▶ WHAT IS EXPECTED
The records below are to be reproduced word for word.
************
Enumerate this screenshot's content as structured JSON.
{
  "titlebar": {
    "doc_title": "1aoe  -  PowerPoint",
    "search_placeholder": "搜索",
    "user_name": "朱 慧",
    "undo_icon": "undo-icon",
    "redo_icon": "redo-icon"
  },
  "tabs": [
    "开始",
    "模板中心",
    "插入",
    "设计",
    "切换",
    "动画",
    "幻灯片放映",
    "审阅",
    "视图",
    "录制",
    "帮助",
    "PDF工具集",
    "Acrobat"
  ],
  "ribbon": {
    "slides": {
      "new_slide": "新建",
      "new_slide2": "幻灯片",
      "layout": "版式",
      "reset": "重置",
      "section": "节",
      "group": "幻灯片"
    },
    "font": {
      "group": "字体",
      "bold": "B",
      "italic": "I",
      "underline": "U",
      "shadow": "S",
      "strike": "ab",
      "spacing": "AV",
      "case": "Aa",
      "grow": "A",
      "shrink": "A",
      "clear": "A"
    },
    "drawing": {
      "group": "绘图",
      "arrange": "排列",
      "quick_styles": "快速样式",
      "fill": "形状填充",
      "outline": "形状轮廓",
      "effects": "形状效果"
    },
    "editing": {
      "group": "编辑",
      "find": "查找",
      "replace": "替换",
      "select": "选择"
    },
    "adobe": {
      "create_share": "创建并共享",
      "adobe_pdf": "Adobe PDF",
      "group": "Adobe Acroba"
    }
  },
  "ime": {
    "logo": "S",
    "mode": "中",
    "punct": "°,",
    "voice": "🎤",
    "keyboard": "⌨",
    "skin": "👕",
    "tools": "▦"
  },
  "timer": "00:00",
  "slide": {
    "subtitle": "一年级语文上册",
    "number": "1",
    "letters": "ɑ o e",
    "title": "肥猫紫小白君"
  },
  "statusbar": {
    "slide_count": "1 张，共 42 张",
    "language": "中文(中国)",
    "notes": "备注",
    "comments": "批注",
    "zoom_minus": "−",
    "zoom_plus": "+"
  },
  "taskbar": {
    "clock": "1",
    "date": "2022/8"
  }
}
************
▶ EXERCISE OUTPUT
Enumerate this screenshot's content as structured JSON.
{
  "titlebar": {
    "doc_title": "1aoe  -  PowerPoint",
    "search_placeholder": "搜索",
    "user_name": "朱 慧",
    "undo_icon": "undo-icon",
    "redo_icon": "redo-icon"
  },
  "tabs": [
    "开始",
    "模板中心",
    "插入",
    "设计",
    "切换",
    "动画",
    "幻灯片放映",
    "审阅",
    "视图",
    "录制",
    "帮助",
    "PDF工具集",
    "Acrobat"
  ],
  "ribbon": {
    "slides": {
      "new_slide": "新建",
      "new_slide2": "幻灯片",
      "layout": "版式",
      "reset": "重置",
      "section": "节",
      "group": "幻灯片"
    },
    "font": {
      "group": "字体",
      "bold": "B",
      "italic": "I",
      "underline": "U",
      "shadow": "S",
      "strike": "ab",
      "spacing": "AV",
      "case": "Aa",
      "grow": "A",
      "shrink": "A",
      "clear": "A"
    },
    "drawing": {
      "group": "绘图",
      "arrange": "排列",
      "quick_styles": "快速样式",
      "fill": "形状填充",
      "outline": "形状轮廓",
      "effects": "形状效果"
    },
    "editing": {
      "group": "编辑",
      "find": "查找",
      "replace": "替换",
      "select": "选择"
    },
    "adobe": {
      "create_share": "创建并共享",
      "adobe_pdf": "Adobe PDF",
      "group": "Adobe Acroba"
    }
  },
  "ime": {
    "logo": "S",
    "mode": "中",
    "punct": "°,",
    "voice": "🎤",
    "keyboard": "⌨",
    "skin": "👕",
    "tools": "▦"
  },
  "timer": "00:00",
  "slide": {
    "subtitle": "一年级语文上册",
    "number": "1",
    "letters": "ɑ o e",
    "title": "肥猫紫小白君"
  },
  "statusbar": {
    "slide_count": "1 张，共 42 张",
    "language": "中文(中国)",
    "notes": "备注",
    "comments": "批注",
    "zoom_minus": "−",
    "zoom_plus": "+"
  },
  "taskbar": {
    "clock": "1",
    "date": "2022/8"
  }
}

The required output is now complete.